Topic 1: Online research
Online research has the advantage of being available in the comfort of your own home and at any time that suits you. It can provide a variety of information about a site, and can help you locate other sources of information in museums and archives.
When you have seen something in the landscape (some curious mounds for example) you may want to find out more about them. The first thing to do is locate them, and this is quickly done using google maps.
This is a popular mapping site
When you first access the page, you will see an outline map, look for a green square in the bottom left corner marked Earth. Click on this, and the outline map will be replaced by aerial photographs.
Google Satellite View
Now we need to get close to our mystery feature. In the top left hand corner of the page, where it says “Search Google Maps”, type in the name of the nearest village to your feature. Google maps will now zoom into that village.
Google Map Zoom
Use the – button in the bottom right corner, or the wheel of your mouse, to zoom out slightly and start looking for your feature. Hopefully you will be able to make it out the feature, so you can see its shape in plan and know precisely where it is located.
Seeing the feature from above might give you a better idea of what it is. More importantly having a map location you can refer to can allow you to use other internet resources.
This site allows you to look at old maps of the area you are researching.
On the left hand side, where it says Town Name, type in the name of your village. This will bring up a picture frame, with a menu of different maps from different dates. You may need to zoom out to see where you are.
Using Google Maps as a reference, locate your feature and click on the map to centre you search on this spot.
Now select a map from the left hand side and see what it shows you.
This will let you know if the feature is over 100 years old, or if it is younger, when it first appears on a map. It can also indicate if there were any associated features that have now disappeared.
The other thing that can be traced through old maps are the lines of historic streets and old street names. These often provide clues to the medieval development of villages and towns, and will be discussed in greater detail in the Medieval Settlement course.
This is a site that links to over 60 sources of historical and archaeological information, and it is therefore a very useful starting point for research.
When you access the home page, it will give you basic search option. This can be useful for find specific types of sites or objects, but we want to look at a specific location. For that we need to select the “More detailed Search” on the menu at the left side of the screen.
The first option in the more detailed search is location and there will be a map of the UK. Zoom into Lincolnshire and, using Google Maps as a reference, find the location of the feature you are interested in.
Click on that point and you get a highlighted box 2km square, centred on that point. If you were to press search (bottom right) at this point you would get records relating to everything within 1km of your feature of interest.
This is probably too much information. Reduce the area searched by using the menu at the top of the picture. The smaller the area, the fewer records and the easier it will be to find the information you require. Now press search.

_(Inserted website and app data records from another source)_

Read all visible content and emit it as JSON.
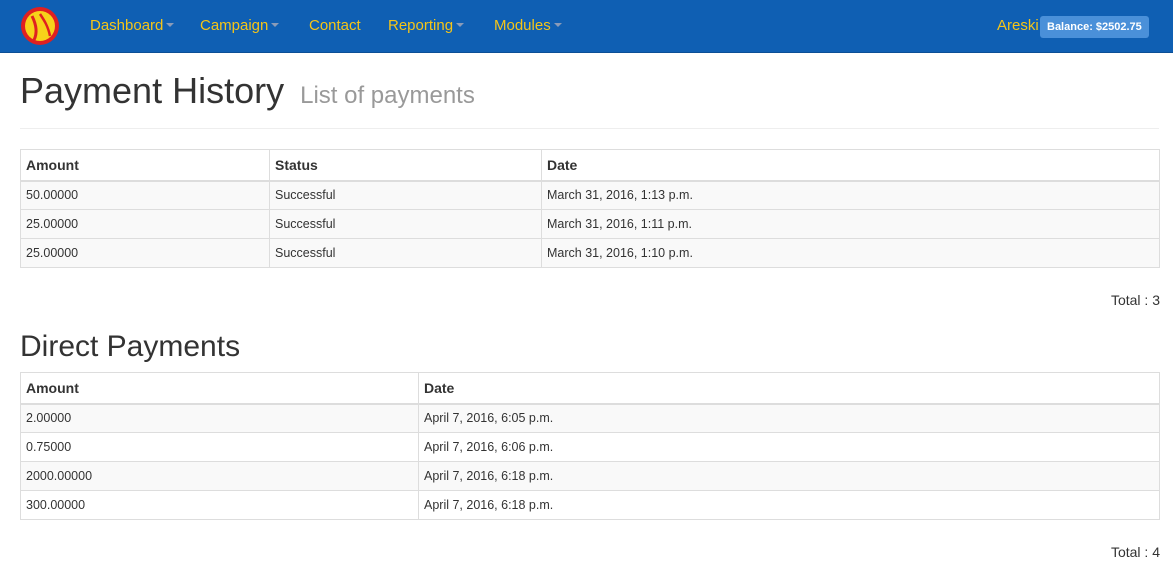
{
  "navbar": {
    "items": [
      {
        "label": "Dashboard",
        "has_caret": true
      },
      {
        "label": "Campaign",
        "has_caret": true
      },
      {
        "label": "Contact",
        "has_caret": false
      },
      {
        "label": "Reporting",
        "has_caret": true
      },
      {
        "label": "Modules",
        "has_caret": true
      }
    ],
    "user": "Areski",
    "balance": "Balance: $2502.75",
    "bg_color": "#0f5fb3",
    "link_color": "#f5c518",
    "logo_icon": "logo-icon"
  },
  "header": {
    "title": "Payment History",
    "subtitle": "List of payments"
  },
  "payment_history": {
    "columns": [
      "Amount",
      "Status",
      "Date"
    ],
    "rows": [
      {
        "amount": "50.00000",
        "status": "Successful",
        "date": "March 31, 2016, 1:13 p.m."
      },
      {
        "amount": "25.00000",
        "status": "Successful",
        "date": "March 31, 2016, 1:11 p.m."
      },
      {
        "amount": "25.00000",
        "status": "Successful",
        "date": "March 31, 2016, 1:10 p.m."
      }
    ],
    "total": "Total : 3"
  },
  "direct_payments": {
    "title": "Direct Payments",
    "columns": [
      "Amount",
      "Date"
    ],
    "rows": [
      {
        "amount": "2.00000",
        "date": "April 7, 2016, 6:05 p.m."
      },
      {
        "amount": "0.75000",
        "date": "April 7, 2016, 6:06 p.m."
      },
      {
        "amount": "2000.00000",
        "date": "April 7, 2016, 6:18 p.m."
      },
      {
        "amount": "300.00000",
        "date": "April 7, 2016, 6:18 p.m."
      }
    ],
    "total": "Total : 4"
  }
}
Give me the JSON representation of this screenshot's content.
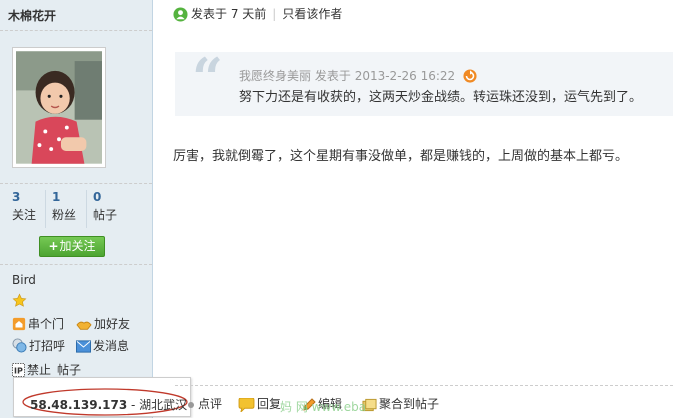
{
  "sidebar": {
    "username": "木棉花开",
    "stats": [
      {
        "value": "3",
        "label": "关注"
      },
      {
        "value": "1",
        "label": "粉丝"
      },
      {
        "value": "0",
        "label": "帖子"
      }
    ],
    "follow_button": "加关注",
    "group": "Bird",
    "actions": [
      {
        "label": "串个门",
        "icon": "home-icon"
      },
      {
        "label": "加好友",
        "icon": "add-friend-icon"
      },
      {
        "label": "打招呼",
        "icon": "greet-icon"
      },
      {
        "label": "发消息",
        "icon": "mail-icon"
      },
      {
        "label": "禁止",
        "icon": "ip-icon"
      },
      {
        "label": "帖子",
        "icon": ""
      }
    ],
    "ip_tooltip": {
      "ip": "58.48.139.173",
      "separator": " - ",
      "location": "湖北武汉"
    }
  },
  "header": {
    "posted": "发表于 7 天前",
    "only_author": "只看该作者"
  },
  "quote": {
    "author": "我愿终身美丽",
    "posted_prefix": "发表于",
    "timestamp": "2013-2-26 16:22",
    "text": "努下力还是有收获的，这两天炒金战绩。转运珠还没到，运气先到了。"
  },
  "post": {
    "text": "厉害，我就倒霉了，这个星期有事没做单，都是赚钱的，上周做的基本上都亏。"
  },
  "footer": {
    "rate": "点评",
    "reply": "回复",
    "edit": "编辑",
    "aggregate": "聚合到帖子"
  },
  "watermark": "妈 网 www.eba",
  "colors": {
    "sidebar_bg": "#e5edf2",
    "link": "#336699",
    "green_button": "#4da432",
    "oval": "#c0392b"
  }
}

You will now be given a summary of results. On the left, in blue, is the title of the source of information, e.g. “The National Heritage List for England”, and to the right will be an indication of how many records found.
If you click on the blue title, it will expand to give you a description of the information source and a link to each record in that source (Blue title on left, underlined).
Click on the link and the site will take you to a page of information about that particular feature or object.
Different landscape features will have information stored in different places, so it is worth checking each title in the summary. Not every record will relate directly to the feature you have seen, but they may provide information about related unseen features.
Of particular interest is the section titled Lincolnshire HER. HER stands for Historic Environment Record and is a composed of many thousands of individual records relating to historic buildings, buried archaeological remains, reports of found objects, and much more. For archaeologists, this is one of the most important sources of information we use. The additional advantage of the HER, is that they can be contacted directly, and their staff are available to assist you in your enquiries.
For further information about the Lincolnshire HER, go to https://www.lincolnshire.gov.uk/residents/environment-and-planning/conservation/historic-environment-record/
Lincs to the Past
Lincs to the past is a useful website for anyone researching any aspect of Lincolnshire’s past. It provides an online catalogue search of historical records such as the archives, the libraries and the various collections of historical objects and manuscripts.
The basic search bar (top right) will find a variety of information, some of which will be instantly available on line, but others must be seen first-hand. For this, the site helpfully provides the physical location of the record (e.g. the archives at Lincoln) and the reference code to help you find or request the item.
It is also a great site to browse and widen your knowledge of Lincolnshire’s past.